If you have teenagers, I’d love it if you ask them this question: “What’s it like for gay/trans kids at your school?”
Gender and sexual diversity is part of the human experience. If your child identifies as lesbian, gay, trans, non-binary, bisexual, pansexual or someone other than a heterosexual cisgender person, this is a chance to open up a conversation about their what their daily life is like.
Asking shows that you care about their experiences and their well-being. Personally, I hope that things are going really well for your teen. But, if they aren’t doing so well, this is chance for you to find out how you can support them. I recommend asking “what can I do to help you?” Teens who are having a hard time, particularly if they’re being bullied or harassed, often feel a loss of control. Letting them take the lead and tell you what type of help they want can help them regain a sense of power.
Again, not all gay, trans and non-binary teens struggle. And those that do aren’t always struggling because of violence or aggression. They may be lonely, or struggling with how to present or express their identity in an authentic way. They could be wrestling with something that has nothing to do with their identity because ultimately they’re normal human beings and adolescence is just hard sometimes.
So if your teen reveals that things aren’t awesome, try not to make assumptions. Listen, let them know you’re on their side and ask what, if any, help they need from you.

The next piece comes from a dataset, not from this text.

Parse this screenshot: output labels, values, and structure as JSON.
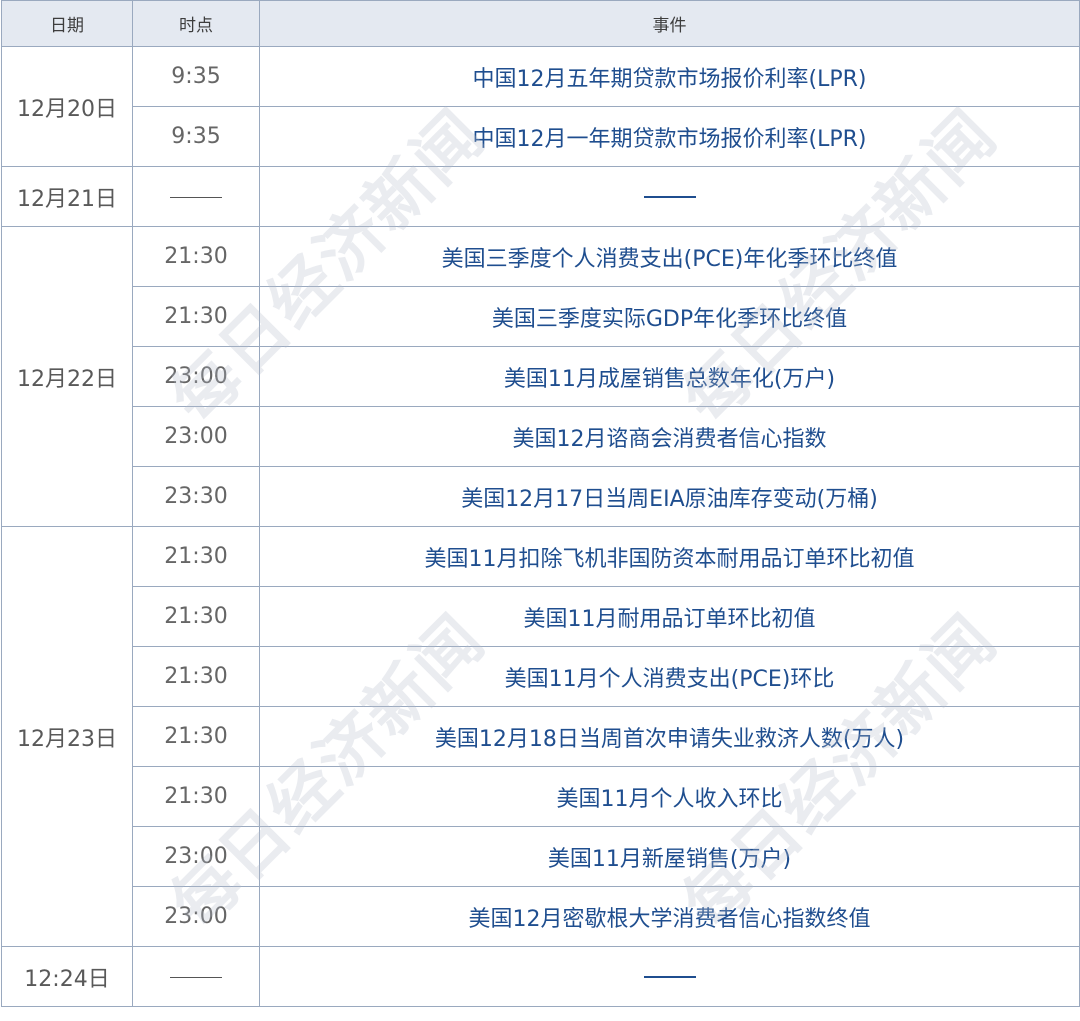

My kid isn’t gay or trans so…
I encourage asking your teen this question, regardless of their identity. I think it’s really important for straight, cis kids to spend time thinking about experiences and realities beyond their own.

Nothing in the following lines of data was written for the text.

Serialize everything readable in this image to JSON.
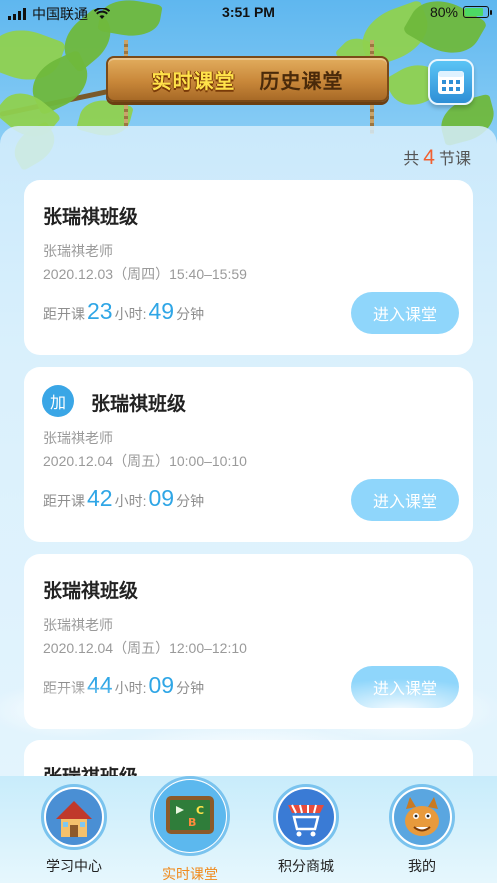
{
  "status_bar": {
    "carrier": "中国联通",
    "time": "3:51 PM",
    "battery": "80%",
    "battery_level": 0.8
  },
  "header": {
    "tabs": [
      {
        "label": "实时课堂",
        "active": true
      },
      {
        "label": "历史课堂",
        "active": false
      }
    ],
    "calendar_icon": "calendar-icon"
  },
  "summary": {
    "prefix": "共",
    "count": "4",
    "suffix": "节课"
  },
  "classes": [
    {
      "title": "张瑞祺班级",
      "badge": "",
      "teacher": "张瑞祺老师",
      "time": "2020.12.03（周四）15:40–15:59",
      "countdown_prefix": "距开课",
      "hours": "23",
      "hours_unit": "小时:",
      "minutes": "49",
      "minutes_unit": "分钟",
      "button": "进入课堂"
    },
    {
      "title": "张瑞祺班级",
      "badge": "加",
      "teacher": "张瑞祺老师",
      "time": "2020.12.04（周五）10:00–10:10",
      "countdown_prefix": "距开课",
      "hours": "42",
      "hours_unit": "小时:",
      "minutes": "09",
      "minutes_unit": "分钟",
      "button": "进入课堂"
    },
    {
      "title": "张瑞祺班级",
      "badge": "",
      "teacher": "张瑞祺老师",
      "time": "2020.12.04（周五）12:00–12:10",
      "countdown_prefix": "距开课",
      "hours": "44",
      "hours_unit": "小时:",
      "minutes": "09",
      "minutes_unit": "分钟",
      "button": "进入课堂"
    },
    {
      "title": "张瑞祺班级"
    }
  ],
  "tabbar": [
    {
      "label": "学习中心",
      "icon": "house-icon",
      "active": false
    },
    {
      "label": "实时课堂",
      "icon": "chalkboard-icon",
      "active": true
    },
    {
      "label": "积分商城",
      "icon": "shopping-cart-icon",
      "active": false
    },
    {
      "label": "我的",
      "icon": "cartoon-dog-avatar-icon",
      "active": false
    }
  ],
  "colors": {
    "accent_blue": "#2fa6e6",
    "count_orange": "#f06030",
    "button_blue": "#8fd6fb",
    "active_tab": "#f08a1c"
  }
}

Talking about discrimination, inclusion, rejection and acceptance can make our kids more aware of the effect their behaviour might have on non-binary, trans and gay folks both at school and in the community at large. It also demonstrates that empathy, care and really basic human decency apply to everyone, not just people we perceive as being like us.

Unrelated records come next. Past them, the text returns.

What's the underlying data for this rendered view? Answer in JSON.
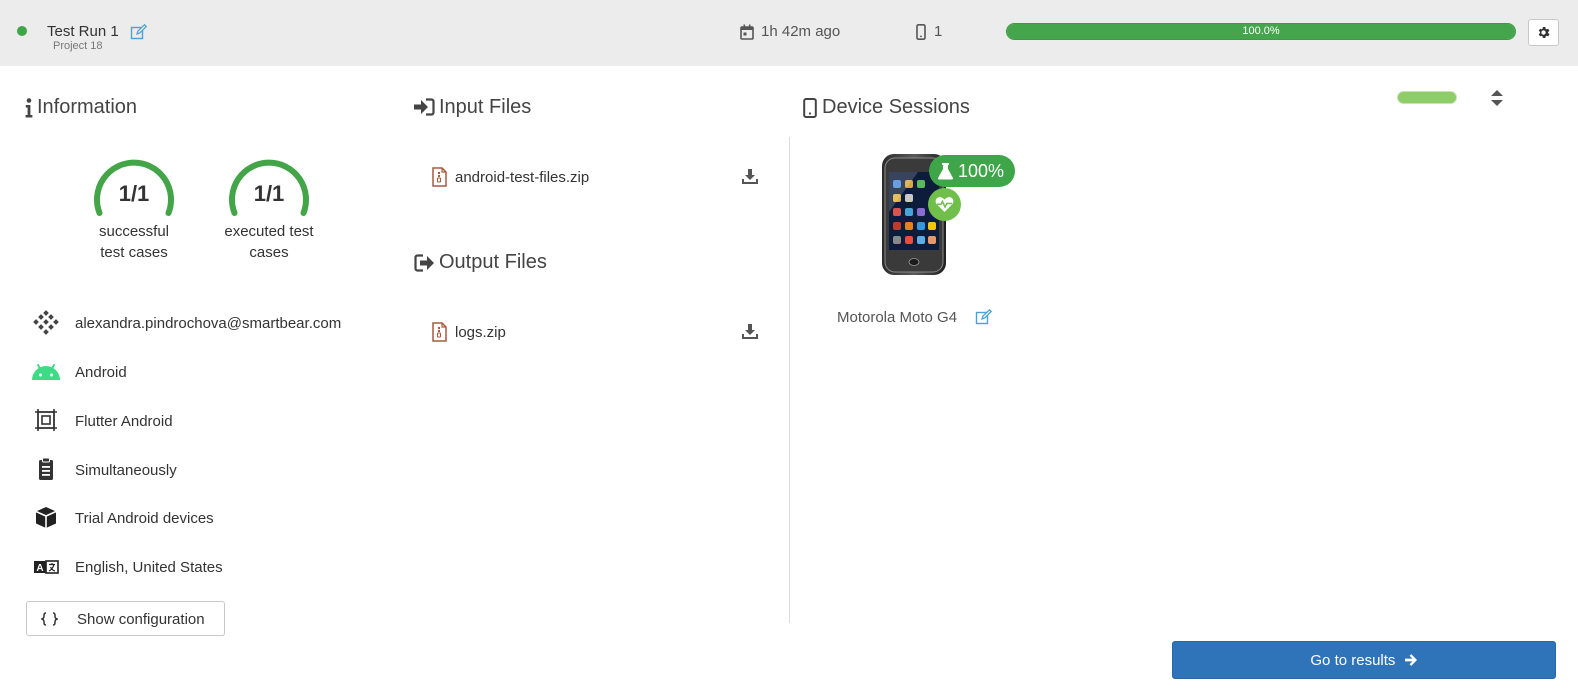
{
  "header": {
    "run_title": "Test Run 1",
    "project_name": "Project 18",
    "time_ago": "1h 42m ago",
    "device_count": "1",
    "progress_label": "100.0%",
    "progress_fraction": 1.0,
    "status_color": "#3ea548"
  },
  "information": {
    "title": "Information",
    "gauges": [
      {
        "value": "1/1",
        "label_line1": "successful",
        "label_line2": "test cases"
      },
      {
        "value": "1/1",
        "label_line1": "executed test",
        "label_line2": "cases"
      }
    ],
    "items": [
      {
        "icon": "user-avatar-icon",
        "text": "alexandra.pindrochova@smartbear.com"
      },
      {
        "icon": "android-icon",
        "text": "Android"
      },
      {
        "icon": "framework-icon",
        "text": "Flutter Android"
      },
      {
        "icon": "clipboard-icon",
        "text": "Simultaneously"
      },
      {
        "icon": "cube-icon",
        "text": "Trial Android devices"
      },
      {
        "icon": "language-icon",
        "text": "English, United States"
      }
    ],
    "config_button": "Show configuration"
  },
  "input_files": {
    "title": "Input Files",
    "files": [
      {
        "name": "android-test-files.zip"
      }
    ]
  },
  "output_files": {
    "title": "Output Files",
    "files": [
      {
        "name": "logs.zip"
      }
    ]
  },
  "device_sessions": {
    "title": "Device Sessions",
    "device": {
      "name": "Motorola Moto G4",
      "success_rate": "100%"
    }
  },
  "footer": {
    "results_button": "Go to results"
  },
  "colors": {
    "accent_green": "#3ea548",
    "button_blue": "#2f74b8",
    "android_green": "#3ddc84"
  }
}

And yes, that is a value so let me own it. I believe that empathy, care and basic human decency apply to everyone. I really hope you do too!